▶ **Task item**: Given the records that follow, return each one verbatim.

== Data extract

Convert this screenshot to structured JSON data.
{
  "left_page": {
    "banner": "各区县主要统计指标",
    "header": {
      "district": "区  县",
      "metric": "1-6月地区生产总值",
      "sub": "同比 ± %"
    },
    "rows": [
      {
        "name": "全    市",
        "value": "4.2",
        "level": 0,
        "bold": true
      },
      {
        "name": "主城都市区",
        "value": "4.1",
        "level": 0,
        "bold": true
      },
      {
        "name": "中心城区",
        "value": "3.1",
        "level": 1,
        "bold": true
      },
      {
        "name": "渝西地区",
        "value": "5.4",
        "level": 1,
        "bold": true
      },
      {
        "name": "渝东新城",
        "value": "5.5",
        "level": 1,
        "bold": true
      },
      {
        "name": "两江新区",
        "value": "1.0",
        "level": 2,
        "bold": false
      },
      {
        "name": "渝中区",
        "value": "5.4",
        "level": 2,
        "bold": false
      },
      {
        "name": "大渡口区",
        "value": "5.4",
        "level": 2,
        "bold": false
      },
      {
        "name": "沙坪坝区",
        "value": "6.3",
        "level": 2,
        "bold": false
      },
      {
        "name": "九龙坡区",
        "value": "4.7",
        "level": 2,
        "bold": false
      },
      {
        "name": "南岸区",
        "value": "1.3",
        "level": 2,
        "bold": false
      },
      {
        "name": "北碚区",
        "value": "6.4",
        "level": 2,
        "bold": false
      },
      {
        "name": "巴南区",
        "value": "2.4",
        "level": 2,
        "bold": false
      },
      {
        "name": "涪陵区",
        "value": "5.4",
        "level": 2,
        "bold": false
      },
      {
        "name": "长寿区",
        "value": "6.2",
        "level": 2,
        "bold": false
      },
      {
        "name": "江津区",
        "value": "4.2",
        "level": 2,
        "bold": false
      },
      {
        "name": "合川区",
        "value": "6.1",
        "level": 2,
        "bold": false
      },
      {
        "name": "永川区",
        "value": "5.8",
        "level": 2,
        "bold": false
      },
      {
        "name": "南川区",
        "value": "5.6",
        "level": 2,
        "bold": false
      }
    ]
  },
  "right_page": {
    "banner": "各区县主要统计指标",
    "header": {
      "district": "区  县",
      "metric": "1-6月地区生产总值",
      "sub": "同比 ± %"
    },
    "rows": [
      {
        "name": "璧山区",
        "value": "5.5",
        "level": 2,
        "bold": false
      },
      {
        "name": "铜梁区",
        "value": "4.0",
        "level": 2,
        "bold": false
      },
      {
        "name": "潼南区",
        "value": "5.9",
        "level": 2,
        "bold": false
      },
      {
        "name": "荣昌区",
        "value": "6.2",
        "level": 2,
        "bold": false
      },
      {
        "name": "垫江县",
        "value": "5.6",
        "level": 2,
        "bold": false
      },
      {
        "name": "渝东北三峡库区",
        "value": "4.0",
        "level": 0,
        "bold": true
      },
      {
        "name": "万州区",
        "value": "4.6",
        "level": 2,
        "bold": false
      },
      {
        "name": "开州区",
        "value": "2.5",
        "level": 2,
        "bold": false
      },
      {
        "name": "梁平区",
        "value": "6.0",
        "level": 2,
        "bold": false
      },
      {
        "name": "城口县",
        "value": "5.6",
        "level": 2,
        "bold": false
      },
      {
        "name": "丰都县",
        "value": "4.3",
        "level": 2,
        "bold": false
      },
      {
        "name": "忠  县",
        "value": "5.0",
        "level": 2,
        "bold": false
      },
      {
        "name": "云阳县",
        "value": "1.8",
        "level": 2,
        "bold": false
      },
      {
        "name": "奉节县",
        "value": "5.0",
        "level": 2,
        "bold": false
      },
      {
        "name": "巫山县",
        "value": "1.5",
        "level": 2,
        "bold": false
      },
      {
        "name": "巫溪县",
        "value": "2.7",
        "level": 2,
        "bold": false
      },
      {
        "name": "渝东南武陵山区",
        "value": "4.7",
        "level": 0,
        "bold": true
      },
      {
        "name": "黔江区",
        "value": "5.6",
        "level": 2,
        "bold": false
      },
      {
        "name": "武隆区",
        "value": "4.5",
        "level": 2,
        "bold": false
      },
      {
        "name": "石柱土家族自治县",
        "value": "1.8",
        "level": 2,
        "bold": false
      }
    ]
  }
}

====

▶ **Answer section**:
Convert this screenshot to structured JSON data.
{
  "left_page": {
    "banner": "各区县主要统计指标",
    "header": {
      "district": "区  县",
      "metric": "1-6月地区生产总值",
      "sub": "同比 ± %"
    },
    "rows": [
      {
        "name": "全    市",
        "value": "4.2",
        "level": 0,
        "bold": true
      },
      {
        "name": "主城都市区",
        "value": "4.1",
        "level": 0,
        "bold": true
      },
      {
        "name": "中心城区",
        "value": "3.1",
        "level": 1,
        "bold": true
      },
      {
        "name": "渝西地区",
        "value": "5.4",
        "level": 1,
        "bold": true
      },
      {
        "name": "渝东新城",
        "value": "5.5",
        "level": 1,
        "bold": true
      },
      {
        "name": "两江新区",
        "value": "1.0",
        "level": 2,
        "bold": false
      },
      {
        "name": "渝中区",
        "value": "5.4",
        "level": 2,
        "bold": false
      },
      {
        "name": "大渡口区",
        "value": "5.4",
        "level": 2,
        "bold": false
      },
      {
        "name": "沙坪坝区",
        "value": "6.3",
        "level": 2,
        "bold": false
      },
      {
        "name": "九龙坡区",
        "value": "4.7",
        "level": 2,
        "bold": false
      },
      {
        "name": "南岸区",
        "value": "1.3",
        "level": 2,
        "bold": false
      },
      {
        "name": "北碚区",
        "value": "6.4",
        "level": 2,
        "bold": false
      },
      {
        "name": "巴南区",
        "value": "2.4",
        "level": 2,
        "bold": false
      },
      {
        "name": "涪陵区",
        "value": "5.4",
        "level": 2,
        "bold": false
      },
      {
        "name": "长寿区",
        "value": "6.2",
        "level": 2,
        "bold": false
      },
      {
        "name": "江津区",
        "value": "4.2",
        "level": 2,
        "bold": false
      },
      {
        "name": "合川区",
        "value": "6.1",
        "level": 2,
        "bold": false
      },
      {
        "name": "永川区",
        "value": "5.8",
        "level": 2,
        "bold": false
      },
      {
        "name": "南川区",
        "value": "5.6",
        "level": 2,
        "bold": false
      }
    ]
  },
  "right_page": {
    "banner": "各区县主要统计指标",
    "header": {
      "district": "区  县",
      "metric": "1-6月地区生产总值",
      "sub": "同比 ± %"
    },
    "rows": [
      {
        "name": "璧山区",
        "value": "5.5",
        "level": 2,
        "bold": false
      },
      {
        "name": "铜梁区",
        "value": "4.0",
        "level": 2,
        "bold": false
      },
      {
        "name": "潼南区",
        "value": "5.9",
        "level": 2,
        "bold": false
      },
      {
        "name": "荣昌区",
        "value": "6.2",
        "level": 2,
        "bold": false
      },
      {
        "name": "垫江县",
        "value": "5.6",
        "level": 2,
        "bold": false
      },
      {
        "name": "渝东北三峡库区",
        "value": "4.0",
        "level": 0,
        "bold": true
      },
      {
        "name": "万州区",
        "value": "4.6",
        "level": 2,
        "bold": false
      },
      {
        "name": "开州区",
        "value": "2.5",
        "level": 2,
        "bold": false
      },
      {
        "name": "梁平区",
        "value": "6.0",
        "level": 2,
        "bold": false
      },
      {
        "name": "城口县",
        "value": "5.6",
        "level": 2,
        "bold": false
      },
      {
        "name": "丰都县",
        "value": "4.3",
        "level": 2,
        "bold": false
      },
      {
        "name": "忠  县",
        "value": "5.0",
        "level": 2,
        "bold": false
      },
      {
        "name": "云阳县",
        "value": "1.8",
        "level": 2,
        "bold": false
      },
      {
        "name": "奉节县",
        "value": "5.0",
        "level": 2,
        "bold": false
      },
      {
        "name": "巫山县",
        "value": "1.5",
        "level": 2,
        "bold": false
      },
      {
        "name": "巫溪县",
        "value": "2.7",
        "level": 2,
        "bold": false
      },
      {
        "name": "渝东南武陵山区",
        "value": "4.7",
        "level": 0,
        "bold": true
      },
      {
        "name": "黔江区",
        "value": "5.6",
        "level": 2,
        "bold": false
      },
      {
        "name": "武隆区",
        "value": "4.5",
        "level": 2,
        "bold": false
      },
      {
        "name": "石柱土家族自治县",
        "value": "1.8",
        "level": 2,
        "bold": false
      }
    ]
  }
}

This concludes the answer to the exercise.